The Hasht-Bihisht (lit. Eight Paradises) commonly refers to a
Azali apologetictext which is particularly critical of the Bahá'í Faith- a religion that believed the Bábí messianic figureof He whom God shall make manifesthas already appeared in Bahá'u'lláh. It is well cited by many polemictexts against the Bahá'í faith.
Two sons-in-law of Mirza Yahya Azal, namely, Shaykh Ahmad Ruhi and Mirza Aqa Khan Kirmani, are reputed to be the authors, and it was written before 1890 [http://bahai-library.org/books/tn/tn.w.html] .----There is another famous "Hasht Bihisht" written by

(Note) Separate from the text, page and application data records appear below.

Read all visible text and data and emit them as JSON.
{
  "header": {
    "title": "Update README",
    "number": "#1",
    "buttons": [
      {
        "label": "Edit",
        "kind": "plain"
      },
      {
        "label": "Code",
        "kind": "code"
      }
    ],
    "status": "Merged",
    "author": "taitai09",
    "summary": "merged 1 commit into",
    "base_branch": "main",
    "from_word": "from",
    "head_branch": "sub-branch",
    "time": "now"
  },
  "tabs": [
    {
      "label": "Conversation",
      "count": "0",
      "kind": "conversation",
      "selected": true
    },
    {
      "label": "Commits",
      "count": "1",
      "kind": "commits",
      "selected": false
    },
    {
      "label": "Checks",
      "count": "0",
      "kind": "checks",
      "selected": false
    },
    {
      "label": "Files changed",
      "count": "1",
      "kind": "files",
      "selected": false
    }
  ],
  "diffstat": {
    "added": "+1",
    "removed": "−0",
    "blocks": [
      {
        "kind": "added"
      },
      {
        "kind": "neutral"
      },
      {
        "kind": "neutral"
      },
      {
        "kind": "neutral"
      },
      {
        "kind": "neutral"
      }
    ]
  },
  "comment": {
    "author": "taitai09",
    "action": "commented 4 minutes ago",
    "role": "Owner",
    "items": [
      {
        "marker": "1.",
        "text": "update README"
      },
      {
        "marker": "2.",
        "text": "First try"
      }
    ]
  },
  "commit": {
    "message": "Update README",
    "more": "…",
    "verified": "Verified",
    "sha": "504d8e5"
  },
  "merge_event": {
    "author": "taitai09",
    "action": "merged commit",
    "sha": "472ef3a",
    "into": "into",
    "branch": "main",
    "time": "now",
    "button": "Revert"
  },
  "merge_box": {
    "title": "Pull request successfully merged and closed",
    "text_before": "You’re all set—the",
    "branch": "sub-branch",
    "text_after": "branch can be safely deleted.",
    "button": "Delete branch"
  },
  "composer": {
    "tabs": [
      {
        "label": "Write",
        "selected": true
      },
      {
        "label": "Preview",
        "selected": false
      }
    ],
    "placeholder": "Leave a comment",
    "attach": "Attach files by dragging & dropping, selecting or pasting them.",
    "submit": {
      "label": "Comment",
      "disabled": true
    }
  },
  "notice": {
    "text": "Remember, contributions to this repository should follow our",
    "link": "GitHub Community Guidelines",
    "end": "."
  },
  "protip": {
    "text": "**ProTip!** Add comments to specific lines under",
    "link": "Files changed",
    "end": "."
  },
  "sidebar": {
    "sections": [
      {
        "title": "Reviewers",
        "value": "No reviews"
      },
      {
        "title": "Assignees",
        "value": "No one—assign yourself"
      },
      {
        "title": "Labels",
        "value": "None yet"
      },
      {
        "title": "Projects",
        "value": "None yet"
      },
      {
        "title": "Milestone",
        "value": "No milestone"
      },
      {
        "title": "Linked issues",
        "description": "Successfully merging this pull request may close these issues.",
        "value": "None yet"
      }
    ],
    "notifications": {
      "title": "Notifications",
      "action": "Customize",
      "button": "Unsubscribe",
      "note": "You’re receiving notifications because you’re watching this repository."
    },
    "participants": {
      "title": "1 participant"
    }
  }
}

Amir Khusroaround 1302 AD. It is based upon an earlier epic poem, the Shahnamehwritten by Firdausiaround 1010 AD and a later adaptation, the Haft Paykarby Nizami, written around 1197 AD. The Shahnamehis a very long work spanning many ages of Persian history. Khusro's "Hasht Bihisht" retells just a small portion of the life of Bahram VGur and embellishes the original historical but glorified tales with other non-historical elements. Most famously, Khusro "appears" to be the "first" writer to have added The Three Princes of Serendipas characters and the story of the alleged camel theft and recovery as a plot element to the more traditional Bahram Gur stories.----
Taj Mahalshowing the eight chambers surrounding the central chamber.] In architecture the Hasht Bihist refers to a specific type of floorplan common in Indian Mughal architecture whereby the plan is divided into 8 chambers surrounding a central room.
Wikimedia Foundation. 2010.